- **TASK STATEMENT**: Looking at the data below, count the lines that contain the string "notes". Write only the total.

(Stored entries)
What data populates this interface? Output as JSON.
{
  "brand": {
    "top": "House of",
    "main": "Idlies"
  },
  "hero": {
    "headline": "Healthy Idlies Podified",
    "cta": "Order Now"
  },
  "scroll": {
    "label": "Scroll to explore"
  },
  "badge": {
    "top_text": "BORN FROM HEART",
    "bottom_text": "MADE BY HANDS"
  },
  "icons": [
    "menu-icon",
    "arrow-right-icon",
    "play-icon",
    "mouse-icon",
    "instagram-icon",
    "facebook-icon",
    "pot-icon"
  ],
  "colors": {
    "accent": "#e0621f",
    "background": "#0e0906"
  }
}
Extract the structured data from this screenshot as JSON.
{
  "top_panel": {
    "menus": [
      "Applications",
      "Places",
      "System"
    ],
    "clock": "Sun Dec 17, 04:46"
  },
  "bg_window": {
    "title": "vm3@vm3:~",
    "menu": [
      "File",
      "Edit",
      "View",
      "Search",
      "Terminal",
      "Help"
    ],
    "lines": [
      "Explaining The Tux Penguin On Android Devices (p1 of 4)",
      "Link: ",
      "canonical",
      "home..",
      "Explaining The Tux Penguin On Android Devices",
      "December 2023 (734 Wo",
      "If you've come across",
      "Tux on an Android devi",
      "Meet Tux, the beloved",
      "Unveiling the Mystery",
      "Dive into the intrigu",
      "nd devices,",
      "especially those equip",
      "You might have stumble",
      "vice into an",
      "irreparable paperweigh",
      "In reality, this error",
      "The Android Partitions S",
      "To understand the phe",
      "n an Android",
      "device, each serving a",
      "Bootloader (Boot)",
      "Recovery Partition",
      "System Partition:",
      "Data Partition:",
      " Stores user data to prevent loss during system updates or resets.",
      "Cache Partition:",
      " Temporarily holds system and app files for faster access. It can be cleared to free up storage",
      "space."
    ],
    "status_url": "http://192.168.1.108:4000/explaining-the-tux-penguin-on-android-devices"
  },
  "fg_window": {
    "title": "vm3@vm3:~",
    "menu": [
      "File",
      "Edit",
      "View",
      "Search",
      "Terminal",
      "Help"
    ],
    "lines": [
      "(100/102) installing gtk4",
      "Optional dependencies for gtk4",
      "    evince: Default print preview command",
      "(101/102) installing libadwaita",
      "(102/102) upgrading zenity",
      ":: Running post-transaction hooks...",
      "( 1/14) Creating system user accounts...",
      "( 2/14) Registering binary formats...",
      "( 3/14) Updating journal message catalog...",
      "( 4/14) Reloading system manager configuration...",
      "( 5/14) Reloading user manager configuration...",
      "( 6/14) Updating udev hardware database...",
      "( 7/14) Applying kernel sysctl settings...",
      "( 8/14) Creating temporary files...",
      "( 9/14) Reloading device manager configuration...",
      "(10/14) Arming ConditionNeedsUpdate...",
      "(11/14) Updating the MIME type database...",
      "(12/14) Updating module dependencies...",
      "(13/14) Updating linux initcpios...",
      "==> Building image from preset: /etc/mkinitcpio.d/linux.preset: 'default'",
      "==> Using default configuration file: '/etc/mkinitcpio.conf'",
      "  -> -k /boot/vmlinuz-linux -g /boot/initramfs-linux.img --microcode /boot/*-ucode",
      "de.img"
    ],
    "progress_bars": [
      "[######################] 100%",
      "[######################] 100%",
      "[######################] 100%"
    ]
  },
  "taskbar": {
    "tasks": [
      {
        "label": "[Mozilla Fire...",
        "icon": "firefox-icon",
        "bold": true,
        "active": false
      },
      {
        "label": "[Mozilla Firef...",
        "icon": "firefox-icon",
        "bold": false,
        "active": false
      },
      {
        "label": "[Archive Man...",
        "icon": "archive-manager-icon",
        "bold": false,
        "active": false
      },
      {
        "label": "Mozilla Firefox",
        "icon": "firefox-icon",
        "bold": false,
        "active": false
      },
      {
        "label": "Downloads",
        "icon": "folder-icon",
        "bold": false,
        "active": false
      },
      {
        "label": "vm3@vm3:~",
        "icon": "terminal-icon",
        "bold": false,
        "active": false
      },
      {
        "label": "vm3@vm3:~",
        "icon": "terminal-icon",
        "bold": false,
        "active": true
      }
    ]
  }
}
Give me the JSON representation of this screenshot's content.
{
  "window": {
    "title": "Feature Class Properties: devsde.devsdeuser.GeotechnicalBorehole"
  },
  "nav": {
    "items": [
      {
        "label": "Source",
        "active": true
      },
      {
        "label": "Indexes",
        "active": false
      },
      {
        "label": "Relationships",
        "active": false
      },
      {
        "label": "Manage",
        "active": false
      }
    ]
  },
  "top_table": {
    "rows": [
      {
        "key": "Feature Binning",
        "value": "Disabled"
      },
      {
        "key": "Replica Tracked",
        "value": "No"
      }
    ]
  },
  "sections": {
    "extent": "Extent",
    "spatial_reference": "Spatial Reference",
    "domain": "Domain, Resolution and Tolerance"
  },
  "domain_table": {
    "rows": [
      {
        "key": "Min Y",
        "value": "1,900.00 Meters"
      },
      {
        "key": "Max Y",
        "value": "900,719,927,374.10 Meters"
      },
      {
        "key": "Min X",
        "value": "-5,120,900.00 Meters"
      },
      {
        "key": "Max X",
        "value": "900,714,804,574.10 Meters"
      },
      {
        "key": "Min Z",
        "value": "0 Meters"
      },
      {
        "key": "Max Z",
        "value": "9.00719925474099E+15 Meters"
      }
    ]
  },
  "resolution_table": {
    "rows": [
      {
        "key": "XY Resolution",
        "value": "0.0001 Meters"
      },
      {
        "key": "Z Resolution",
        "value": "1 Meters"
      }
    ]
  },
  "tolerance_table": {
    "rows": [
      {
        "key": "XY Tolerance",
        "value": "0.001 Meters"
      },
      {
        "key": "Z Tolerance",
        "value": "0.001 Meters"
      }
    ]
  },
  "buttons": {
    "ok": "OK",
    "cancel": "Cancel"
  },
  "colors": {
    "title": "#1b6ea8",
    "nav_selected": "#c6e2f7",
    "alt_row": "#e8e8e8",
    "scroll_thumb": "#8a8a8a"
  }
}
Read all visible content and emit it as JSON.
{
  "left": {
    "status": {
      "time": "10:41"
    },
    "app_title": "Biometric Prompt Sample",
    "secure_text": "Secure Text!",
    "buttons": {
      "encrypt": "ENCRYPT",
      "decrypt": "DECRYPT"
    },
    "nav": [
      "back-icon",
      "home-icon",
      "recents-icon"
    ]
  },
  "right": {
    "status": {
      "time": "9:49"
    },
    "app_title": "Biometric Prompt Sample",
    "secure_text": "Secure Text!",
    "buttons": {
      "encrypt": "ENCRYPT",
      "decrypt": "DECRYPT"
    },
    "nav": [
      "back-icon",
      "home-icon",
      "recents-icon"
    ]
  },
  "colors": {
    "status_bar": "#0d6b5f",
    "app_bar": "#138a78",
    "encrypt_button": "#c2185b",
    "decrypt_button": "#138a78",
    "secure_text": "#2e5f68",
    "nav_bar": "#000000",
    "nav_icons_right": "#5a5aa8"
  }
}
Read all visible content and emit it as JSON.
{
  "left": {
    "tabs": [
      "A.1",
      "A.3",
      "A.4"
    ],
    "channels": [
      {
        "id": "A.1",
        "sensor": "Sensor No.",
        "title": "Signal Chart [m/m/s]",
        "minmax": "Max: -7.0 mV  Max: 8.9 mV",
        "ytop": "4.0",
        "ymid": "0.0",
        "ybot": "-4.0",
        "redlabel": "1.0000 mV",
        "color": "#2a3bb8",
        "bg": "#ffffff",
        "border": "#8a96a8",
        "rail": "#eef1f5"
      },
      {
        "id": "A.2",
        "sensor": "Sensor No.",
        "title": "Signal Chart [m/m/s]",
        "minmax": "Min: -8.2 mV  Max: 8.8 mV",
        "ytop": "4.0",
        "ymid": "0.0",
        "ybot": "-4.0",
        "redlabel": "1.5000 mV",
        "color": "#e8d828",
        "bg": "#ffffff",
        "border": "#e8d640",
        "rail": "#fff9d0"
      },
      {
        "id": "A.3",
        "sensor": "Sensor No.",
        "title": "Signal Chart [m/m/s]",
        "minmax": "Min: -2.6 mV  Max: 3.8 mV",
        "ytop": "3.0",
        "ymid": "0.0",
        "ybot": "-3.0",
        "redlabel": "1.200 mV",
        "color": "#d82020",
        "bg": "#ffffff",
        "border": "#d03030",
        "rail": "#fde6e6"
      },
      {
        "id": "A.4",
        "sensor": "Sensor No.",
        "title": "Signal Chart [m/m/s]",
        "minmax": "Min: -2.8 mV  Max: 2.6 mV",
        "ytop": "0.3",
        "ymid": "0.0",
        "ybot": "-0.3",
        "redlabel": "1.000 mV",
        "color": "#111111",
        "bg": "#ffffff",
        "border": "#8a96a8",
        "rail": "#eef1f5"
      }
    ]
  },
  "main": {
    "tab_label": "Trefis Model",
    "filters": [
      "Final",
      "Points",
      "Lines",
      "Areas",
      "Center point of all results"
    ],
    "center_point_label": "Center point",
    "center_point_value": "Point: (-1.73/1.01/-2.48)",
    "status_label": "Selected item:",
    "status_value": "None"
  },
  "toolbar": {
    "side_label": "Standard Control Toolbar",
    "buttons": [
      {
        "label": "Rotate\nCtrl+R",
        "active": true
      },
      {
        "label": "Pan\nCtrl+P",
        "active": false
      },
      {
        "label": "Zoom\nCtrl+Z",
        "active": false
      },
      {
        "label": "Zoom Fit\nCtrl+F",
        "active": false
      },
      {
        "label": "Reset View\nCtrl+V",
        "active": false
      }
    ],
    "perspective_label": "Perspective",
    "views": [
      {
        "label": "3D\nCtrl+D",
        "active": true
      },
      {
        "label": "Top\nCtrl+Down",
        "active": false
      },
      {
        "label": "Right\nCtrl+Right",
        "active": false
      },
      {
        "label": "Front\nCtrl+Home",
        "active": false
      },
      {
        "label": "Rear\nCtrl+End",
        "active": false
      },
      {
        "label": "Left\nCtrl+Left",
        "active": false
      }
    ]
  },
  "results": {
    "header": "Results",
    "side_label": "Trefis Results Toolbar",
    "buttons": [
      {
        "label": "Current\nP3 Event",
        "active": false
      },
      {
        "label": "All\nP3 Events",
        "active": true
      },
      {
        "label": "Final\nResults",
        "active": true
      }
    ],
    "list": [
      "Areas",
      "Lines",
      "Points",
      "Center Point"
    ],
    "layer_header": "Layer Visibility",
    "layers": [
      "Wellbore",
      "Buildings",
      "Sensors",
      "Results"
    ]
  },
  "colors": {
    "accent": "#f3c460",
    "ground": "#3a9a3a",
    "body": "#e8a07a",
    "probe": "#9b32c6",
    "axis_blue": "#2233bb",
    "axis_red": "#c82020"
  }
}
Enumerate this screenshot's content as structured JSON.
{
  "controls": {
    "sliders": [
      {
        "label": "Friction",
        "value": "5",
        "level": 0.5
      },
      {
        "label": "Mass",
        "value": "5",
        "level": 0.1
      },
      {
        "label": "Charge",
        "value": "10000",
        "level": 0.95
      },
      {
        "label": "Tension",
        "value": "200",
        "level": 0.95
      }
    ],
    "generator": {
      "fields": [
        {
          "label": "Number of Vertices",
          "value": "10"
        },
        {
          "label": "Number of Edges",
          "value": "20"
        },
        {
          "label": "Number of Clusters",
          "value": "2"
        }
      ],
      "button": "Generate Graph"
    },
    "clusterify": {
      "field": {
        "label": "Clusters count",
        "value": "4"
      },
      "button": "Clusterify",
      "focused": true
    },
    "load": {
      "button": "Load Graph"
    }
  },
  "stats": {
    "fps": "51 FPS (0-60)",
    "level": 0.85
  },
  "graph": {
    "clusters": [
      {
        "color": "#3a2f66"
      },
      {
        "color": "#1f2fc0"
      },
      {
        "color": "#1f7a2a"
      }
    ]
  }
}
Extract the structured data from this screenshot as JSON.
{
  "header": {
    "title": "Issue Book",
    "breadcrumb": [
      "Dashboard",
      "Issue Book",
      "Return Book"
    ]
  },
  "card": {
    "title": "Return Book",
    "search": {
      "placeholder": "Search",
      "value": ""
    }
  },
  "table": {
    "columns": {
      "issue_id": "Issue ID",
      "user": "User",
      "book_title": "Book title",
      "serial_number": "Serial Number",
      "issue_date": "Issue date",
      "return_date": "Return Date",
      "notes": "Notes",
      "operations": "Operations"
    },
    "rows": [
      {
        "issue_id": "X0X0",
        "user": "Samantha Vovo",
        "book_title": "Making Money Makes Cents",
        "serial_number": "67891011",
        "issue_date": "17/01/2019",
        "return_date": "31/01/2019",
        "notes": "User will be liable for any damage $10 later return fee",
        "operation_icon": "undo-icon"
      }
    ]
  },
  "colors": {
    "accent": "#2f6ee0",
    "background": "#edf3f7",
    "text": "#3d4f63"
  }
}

- **RESULT FOR THIS TASK**: 2